The new treatment that was allowed by the British Parliament on Tuesday is known as "three-parent" in vitro fertilization (IVF) because the babies, born from genetically modified embryos, would have DNA from a mother, a father and from a female donor.
In Britain's House of Commons on Tuesday, health minister Jane Ellison started the debate on mitochondrial donation by urging support for this change. "This is a bold step to take, but it is a considered and informed step," she argued.
The "three-parent" in vitro fertilization is intended to prevent women who are carriers of a mitochondrial disease from passing it on to their baby. Mitochondria are the energy-producing structures outside of a cell's nucleus. Defects in mitochondria can result in degenerative diseases such as fatal heart problems, severe muscle weakness, blindness and mental retardation.
The new technique involves removing the nucleus DNA from the egg of a prospective mother and inserting it into a donor egg from which the nucleus DNA has been removed. The resulting embryo would have the nucleus DNA from its parents but the mitochondrial DNA from the female donor. Scientists said that the DNA from the donor egg amounted to less than one percent of the resulting baby's genes.
Before the vote on mitochondrial donation, the UK's Chief Medical Officer, Dr. Sally Davies, said the new treatment should be legalized "to give women who carry severe mitochondrial disease the opportunity to have children without passing on devastating genetic disorders."
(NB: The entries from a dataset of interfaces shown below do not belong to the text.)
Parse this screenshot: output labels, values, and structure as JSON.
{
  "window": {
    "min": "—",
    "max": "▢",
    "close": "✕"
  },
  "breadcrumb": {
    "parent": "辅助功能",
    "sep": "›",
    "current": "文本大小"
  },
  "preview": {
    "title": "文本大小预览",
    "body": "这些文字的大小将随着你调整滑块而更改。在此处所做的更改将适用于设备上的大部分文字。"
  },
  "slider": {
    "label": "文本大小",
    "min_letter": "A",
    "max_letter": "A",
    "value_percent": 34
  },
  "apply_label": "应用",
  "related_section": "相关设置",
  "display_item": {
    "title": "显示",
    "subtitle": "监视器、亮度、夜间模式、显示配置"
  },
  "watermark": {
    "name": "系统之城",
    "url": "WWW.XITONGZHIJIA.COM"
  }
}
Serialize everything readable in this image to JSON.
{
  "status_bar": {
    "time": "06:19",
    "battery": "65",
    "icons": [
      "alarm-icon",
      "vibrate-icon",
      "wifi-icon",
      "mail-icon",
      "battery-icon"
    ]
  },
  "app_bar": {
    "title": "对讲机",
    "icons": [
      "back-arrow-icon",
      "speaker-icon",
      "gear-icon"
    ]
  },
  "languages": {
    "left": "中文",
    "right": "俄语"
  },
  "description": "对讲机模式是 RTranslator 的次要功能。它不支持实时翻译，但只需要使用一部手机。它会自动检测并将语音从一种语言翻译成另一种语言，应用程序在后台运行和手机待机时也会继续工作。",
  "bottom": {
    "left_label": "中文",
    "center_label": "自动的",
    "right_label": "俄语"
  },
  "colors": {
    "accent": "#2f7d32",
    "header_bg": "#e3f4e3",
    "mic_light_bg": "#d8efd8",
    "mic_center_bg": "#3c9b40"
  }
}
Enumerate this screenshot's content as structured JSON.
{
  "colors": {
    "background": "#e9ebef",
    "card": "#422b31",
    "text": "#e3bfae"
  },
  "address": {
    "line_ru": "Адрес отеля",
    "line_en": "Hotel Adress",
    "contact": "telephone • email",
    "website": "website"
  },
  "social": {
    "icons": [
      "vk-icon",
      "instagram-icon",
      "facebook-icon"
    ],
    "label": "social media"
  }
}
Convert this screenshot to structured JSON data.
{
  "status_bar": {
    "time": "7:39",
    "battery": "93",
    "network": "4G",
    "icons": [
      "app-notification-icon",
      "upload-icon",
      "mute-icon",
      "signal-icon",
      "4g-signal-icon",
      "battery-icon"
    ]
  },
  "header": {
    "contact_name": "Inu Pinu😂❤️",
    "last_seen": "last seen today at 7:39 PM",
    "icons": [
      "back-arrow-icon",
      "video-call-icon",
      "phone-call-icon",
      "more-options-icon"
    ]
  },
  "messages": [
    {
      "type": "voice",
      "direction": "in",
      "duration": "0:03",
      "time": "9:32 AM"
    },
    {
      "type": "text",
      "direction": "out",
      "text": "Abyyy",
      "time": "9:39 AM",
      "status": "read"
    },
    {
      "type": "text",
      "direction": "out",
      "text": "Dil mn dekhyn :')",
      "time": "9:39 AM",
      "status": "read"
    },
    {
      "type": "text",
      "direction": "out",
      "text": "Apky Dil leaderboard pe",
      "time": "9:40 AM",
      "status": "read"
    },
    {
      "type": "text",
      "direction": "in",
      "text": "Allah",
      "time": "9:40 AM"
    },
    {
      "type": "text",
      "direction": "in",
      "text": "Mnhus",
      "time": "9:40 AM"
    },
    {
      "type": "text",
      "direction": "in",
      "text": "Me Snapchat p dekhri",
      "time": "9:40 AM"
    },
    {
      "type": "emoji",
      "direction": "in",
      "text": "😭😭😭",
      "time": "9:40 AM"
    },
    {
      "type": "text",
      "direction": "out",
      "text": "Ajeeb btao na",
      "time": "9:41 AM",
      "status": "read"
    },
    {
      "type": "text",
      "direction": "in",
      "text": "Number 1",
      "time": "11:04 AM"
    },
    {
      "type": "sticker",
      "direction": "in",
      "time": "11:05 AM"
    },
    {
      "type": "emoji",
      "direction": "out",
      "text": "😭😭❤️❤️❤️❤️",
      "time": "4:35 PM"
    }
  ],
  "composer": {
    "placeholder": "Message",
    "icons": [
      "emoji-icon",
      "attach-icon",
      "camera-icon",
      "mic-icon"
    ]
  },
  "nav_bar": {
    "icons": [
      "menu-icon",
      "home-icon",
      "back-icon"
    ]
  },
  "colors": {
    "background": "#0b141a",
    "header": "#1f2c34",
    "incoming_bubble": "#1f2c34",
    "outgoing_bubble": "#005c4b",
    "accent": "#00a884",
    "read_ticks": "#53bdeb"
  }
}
However, critics argued that the new technique would cross a fundamental scientific boundary. David King, director of the secular watchdog group Human Genetics Alert, was worried that it would pave the way for "eugenic designer-babies." Last week, the Church of England voiced concern that there had not been enough scientific study or consultation of the technique.